Today I’m reflecting on a passage I read in The Worry Trap by Chad LeJeune, a book about using Acceptance & Commitment Therapy to manage anxiety. It has lots of great analogies in it, and the one I’m currently thinking of is about passengers on a bus. LeJeune uses the image of your life as a bus that you’re driving, and anxiety as one of the passengers you might pick up along the way, a particularly loud, obnoxious one. Just as LeJeune suggests in the book, when I see Anxiety waiting to get on “my bus,” my urge is often to drive right by that stop, and to take a complicated, inconvenient route to avoid that stop in the future; in doing so, I probably miss some really valuable stops.
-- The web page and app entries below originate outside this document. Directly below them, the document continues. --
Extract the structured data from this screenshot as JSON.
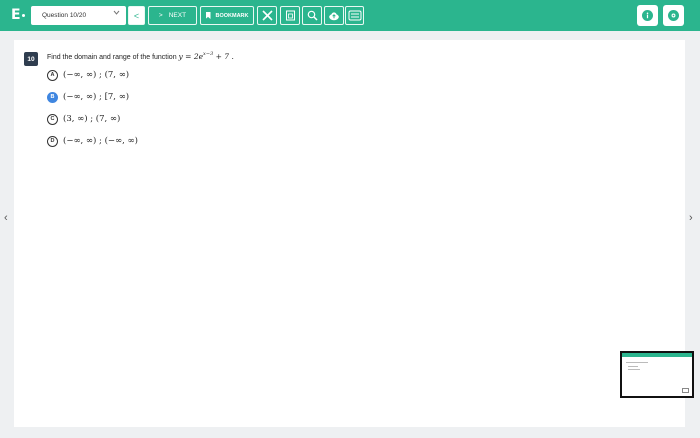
{
  "brand": {
    "logo": "E"
  },
  "toolbar": {
    "question_select": "Question 10/20",
    "prev_label": "<",
    "next_label": "NEXT",
    "next_arrow": ">",
    "bookmark_label": "BOOKMARK",
    "accent_color": "#2bb58e"
  },
  "question": {
    "number": "10",
    "prompt": "Find the domain and range of the function",
    "function_lhs": "y = 2e",
    "function_exponent": "x−3",
    "function_rhs": " + 7 .",
    "choices": [
      {
        "letter": "A",
        "text": "(−∞, ∞) ;  (7, ∞)",
        "selected": false
      },
      {
        "letter": "B",
        "text": "(−∞, ∞) ;  [7, ∞)",
        "selected": true
      },
      {
        "letter": "C",
        "text": "(3, ∞) ;  (7, ∞)",
        "selected": false
      },
      {
        "letter": "D",
        "text": "(−∞, ∞) ;  (−∞, ∞)",
        "selected": false
      }
    ]
  },
  "navigation": {
    "left_arrow": "‹",
    "right_arrow": "›"
  }
}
Or alternatively, if I actually let Anxiety get on my bus, I’ll typically spend all my time and energy trying to quiet down this rude, overbearing passenger, pulling over frequently to try to control him, until the bus is just stopped altogether, and I’m going nowhere. (Oh, and sorry guys, no gender offence intended, but for some reason Anxiety is a “him” for me; maybe it’s because I want to separate or detach myself from anxiety the feeling, and it’s easier to do that if Anxiety the person is the opposite gender to me.)
LeJeune suggests that there is a different, better way to deal with this difficult passenger, and I’m starting to embrace that other way. I imagine myself driving my bus, fully anticipating that Anxiety will be at one of my stops (after all, as my psychiatrist gently reminded me this week, “Yes, you will be anxious sometimes – you have anxiety.”) I picture myself pulling up to the stop where Anxiety waits, and I cheerfully shout to him, “Well, I’ve been expecting you! Get on if you want to, but this bus is going, with or without you. And don’t expect any attention from me along the way!” And I picture Anxiety getting on board, and off I go, with Anxiety as my passenger. He’s not a particularly welcome passenger, but for now at least, he’s going to be on my bus sometimes and I can keep right on driving my desired route with him on board. And maybe if I just let him on and allow him do his thing without gaining attention (or distress) from me, he might just shut up after a while.
I’m thinking a lot about that bus story today. I know I’ve still got work to do on myself, lots of it. But I guess while I continue on with that work, I could also venture out into the wider world a bit more. Sure, I’ll probably be anxious while I do it, and that feels scary to me. But maybe that doesn’t have to hold me back any more. Maybe it’s time to stop waiting. Maybe it’s time to start living.